Base vehicle: Citroen Jumper Price from: £49,747 Berths: 4 Travel seats: 4 Length: 6.99m Width: 2.33m Height: 2.85m Gross weight: 3,500kg Payload: 515kg
Hobby’s Optima OnTour range combines sturdy German quality with an un-Germanic standard specification.
The maker calls it HobbyComplete and the concept is simple – that you don’t need to add loads of extras to the basic vehicle.
That’s probably even more important here, because the T65 HKM model is a rare find – a low-profile motorhome that’s designed specifically for families.
It’s just a whisker under 7m long and built on a 3,500kg chassis but, while the cab looks familiar, the badge on the front is the double chevron motif of Citroën, not the usual Fiat roundel.
As a German model, it’s badged Jumper and the standard engine is a 120bhp diesel – exactly the same power unit as you get in a Peugeot Boxer.
Like that chassis, it’s manual-gearbox-only here – there’s no auto option, but you can upgrade to 140 or 165bhp. Extras fitted on this show model included alloy wheels and cab seats trimmed to match the living area.
The standard Citroën spec includes air-conditioning, driver and passenger airbags, cruise control, mudflaps, height-adjustable cab chairs and a front bumper and door handles that are colour-coded.
It’s the layout that’s the USP, with a pullman dinette on the offside and a long sofa opposite. There’s no need to struggle with infill cushions at night as the bed simply pulls down from the ceiling above.
It measures 2.00m by 1.30m (according to Hobby) and there’s also a pair of bunk beds across the back of the campervan. These aren’t just for kids, either, at 2.13m long and 0.84m or 0.90m wide. Better still, they’re a decent distance away from the dinette, so you won’t disturb the little loves as they (hopefully) sleep.
Whether it’s family time or after the kids have gone to bed, the lounge is a good size, even without bringing the cab seats into play, and the table extends towards the settee for when you’ve got an extra visitor.
The kitchen is well separated from the lounge, although the chef may be disturbed by comings and goings through the habitation door.

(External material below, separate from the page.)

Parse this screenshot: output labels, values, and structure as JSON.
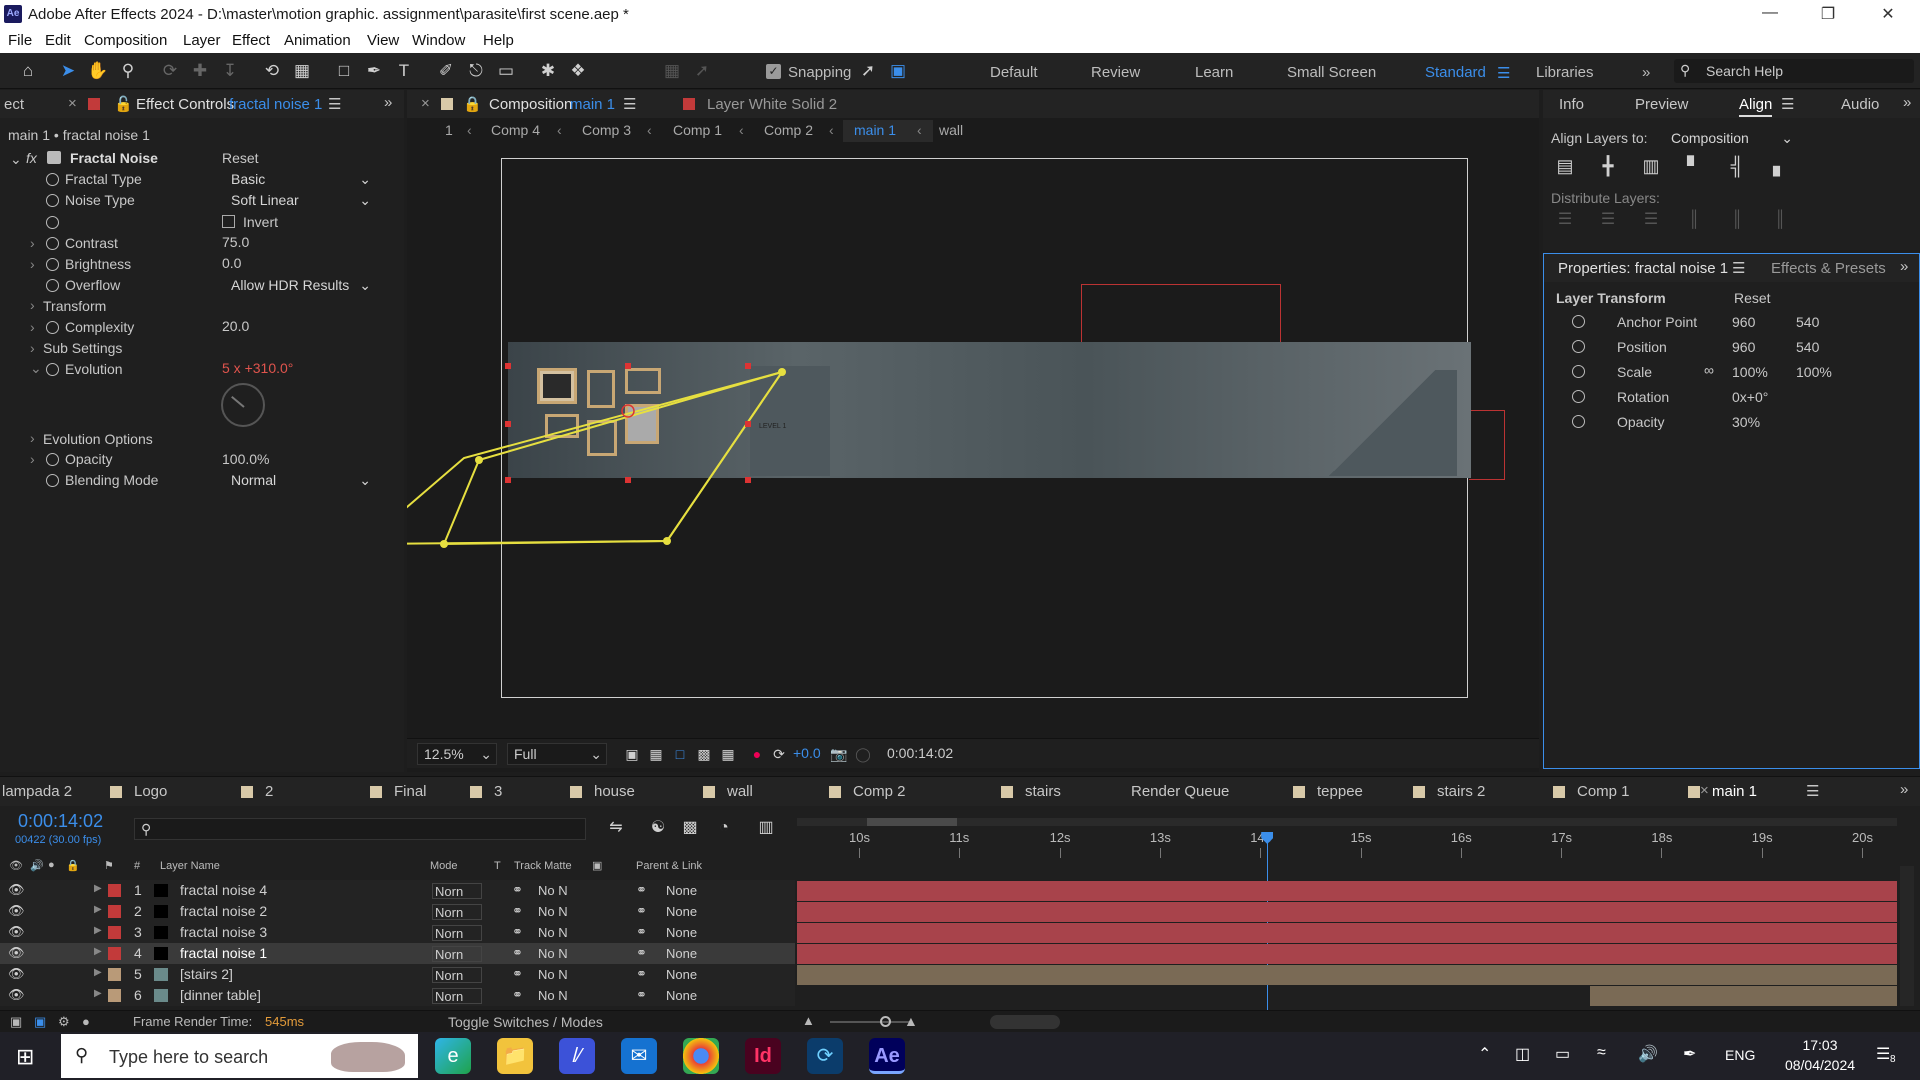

Its L-shape design incorporates a surprisingly generous amount of worktop, even before you deploy the extra flap across the door.
A full-sized oven/grill is an option that’s sure to be required by most British buyers and it’s mounted at floor level – better, perhaps, than up in the sky over a fridge/freezer, but certainly requiring some bending down.
Opposite, the tall/slim 133-litre fridge is not only easy to access but comes with automatic energy selection.
The Optima OnTour also comes with a range of other features, from body construction with a GRP underside and hail-resistant roof to a pull-out gas shelf to make changing cylinders much less of a back-breaking exercise.
Heating comes from the powerful (6kW) version of Truma’s Combi, although you do have to pay extra for the less baffling CP Plus controls, as well as the gas/electric EH version (standard is gas-only).
Fresh and waste water capacities are adequate at 100 litres and 96 litres, respectively, while even the latter is heated and insulated. That’s the philosophy here, a practical motorhome with all the essentials and, with the HKM layout, it has few direct rivals.